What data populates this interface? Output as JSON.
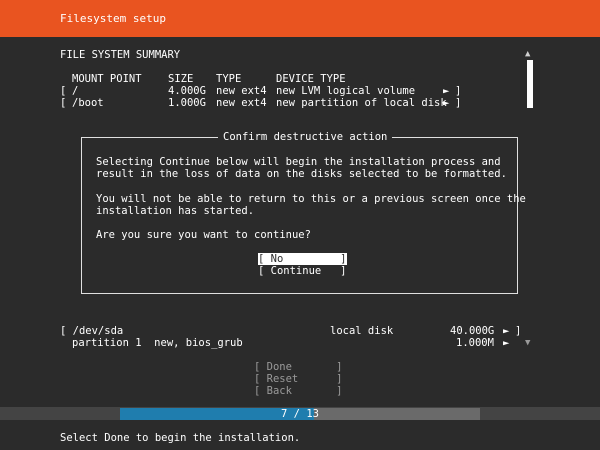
{
  "header": {
    "title": "Filesystem setup"
  },
  "summary": {
    "title": "FILE SYSTEM SUMMARY",
    "columns": {
      "mount_point": "MOUNT POINT",
      "size": "SIZE",
      "type": "TYPE",
      "device_type": "DEVICE TYPE"
    },
    "rows": [
      {
        "bracket_open": "[",
        "mount": "/",
        "size": "4.000G",
        "type": "new ext4",
        "device_type": "new LVM logical volume",
        "arrow": "►",
        "bracket_close": "]"
      },
      {
        "bracket_open": "[",
        "mount": "/boot",
        "size": "1.000G",
        "type": "new ext4",
        "device_type": "new partition of local disk",
        "arrow": "►",
        "bracket_close": "]"
      }
    ]
  },
  "scrollbar": {
    "up_arrow": "▲",
    "down_arrow": "▼"
  },
  "dialog": {
    "title": "Confirm destructive action",
    "lines": [
      "Selecting Continue below will begin the installation process and",
      "result in the loss of data on the disks selected to be formatted.",
      "You will not be able to return to this or a previous screen once the",
      "installation has started.",
      "Are you sure you want to continue?"
    ],
    "buttons": {
      "no": "[ No         ]",
      "continue": "[ Continue   ]"
    }
  },
  "devices": {
    "disk": {
      "label": "[ /dev/sda",
      "kind": "local disk",
      "size": "40.000G",
      "arrow": "►",
      "bracket_close": "]"
    },
    "partition": {
      "label": "partition 1  new, bios_grub",
      "size": "1.000M",
      "arrow": "►"
    }
  },
  "actions": {
    "done": "[ Done       ]",
    "reset": "[ Reset      ]",
    "back": "[ Back       ]"
  },
  "progress": {
    "text": "7 / 13",
    "fraction": 0.5385
  },
  "status": {
    "text": "Select Done to begin the installation."
  },
  "colors": {
    "accent": "#e95420",
    "background": "#2b2b2b",
    "progress": "#1f7dae"
  }
}
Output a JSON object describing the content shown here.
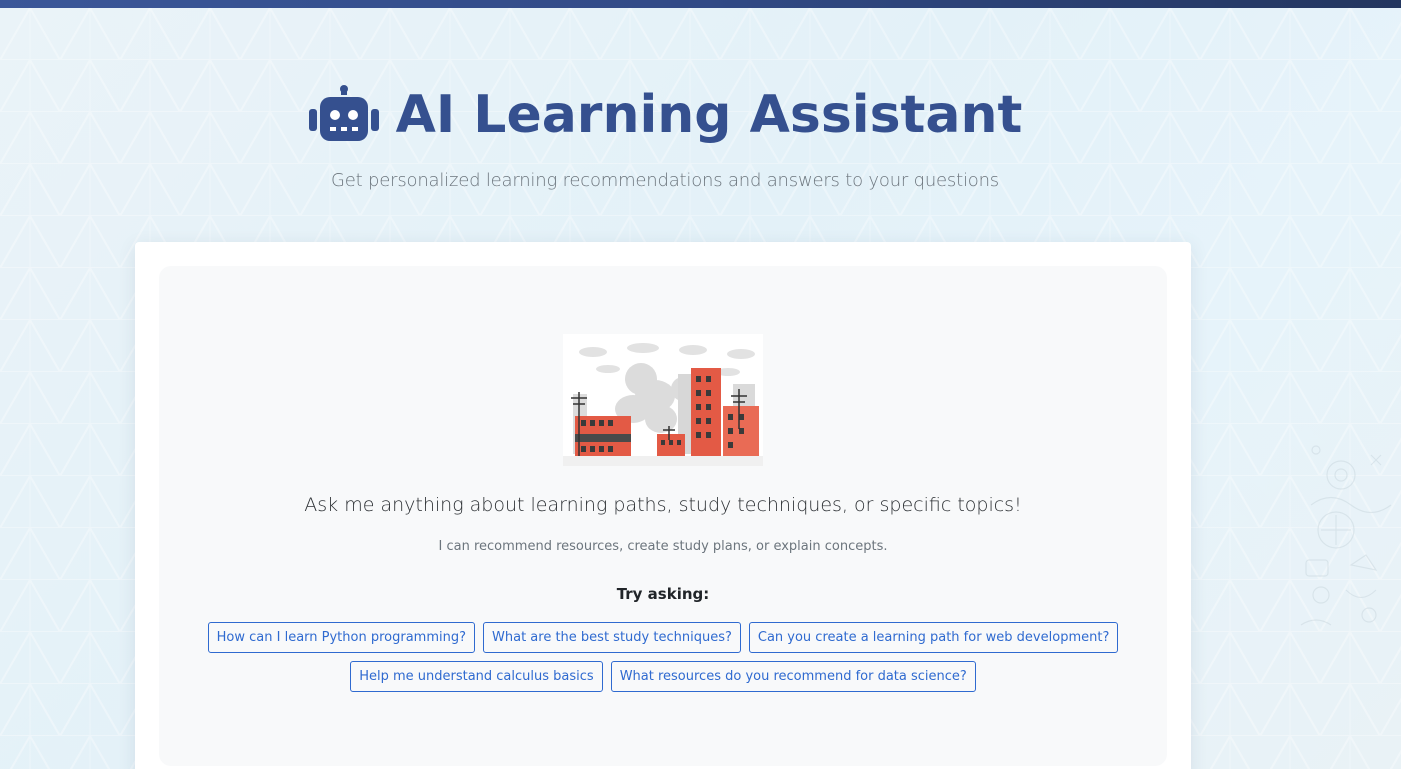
{
  "header": {
    "title": "AI Learning Assistant",
    "subtitle": "Get personalized learning recommendations and answers to your questions",
    "icon": "robot-icon"
  },
  "colors": {
    "accent": "#35508f",
    "top_bar": "#2c4274",
    "button_border": "#2f6ad0",
    "card_background": "#ffffff",
    "panel_background": "#f8f9fa"
  },
  "welcome": {
    "heading": "Ask me anything about learning paths, study techniques, or specific topics!",
    "hint": "I can recommend resources, create study plans, or explain concepts.",
    "illustration": "ruined-city-illustration"
  },
  "suggestions": {
    "label": "Try asking:",
    "items": [
      "How can I learn Python programming?",
      "What are the best study techniques?",
      "Can you create a learning path for web development?",
      "Help me understand calculus basics",
      "What resources do you recommend for data science?"
    ]
  }
}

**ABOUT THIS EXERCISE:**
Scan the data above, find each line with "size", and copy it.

**TASK RESULT:**
      "size": "SIZE",
        "size": "4.000G",
        "size": "1.000G",
      "size": "40.000G",
      "size": "1.000M",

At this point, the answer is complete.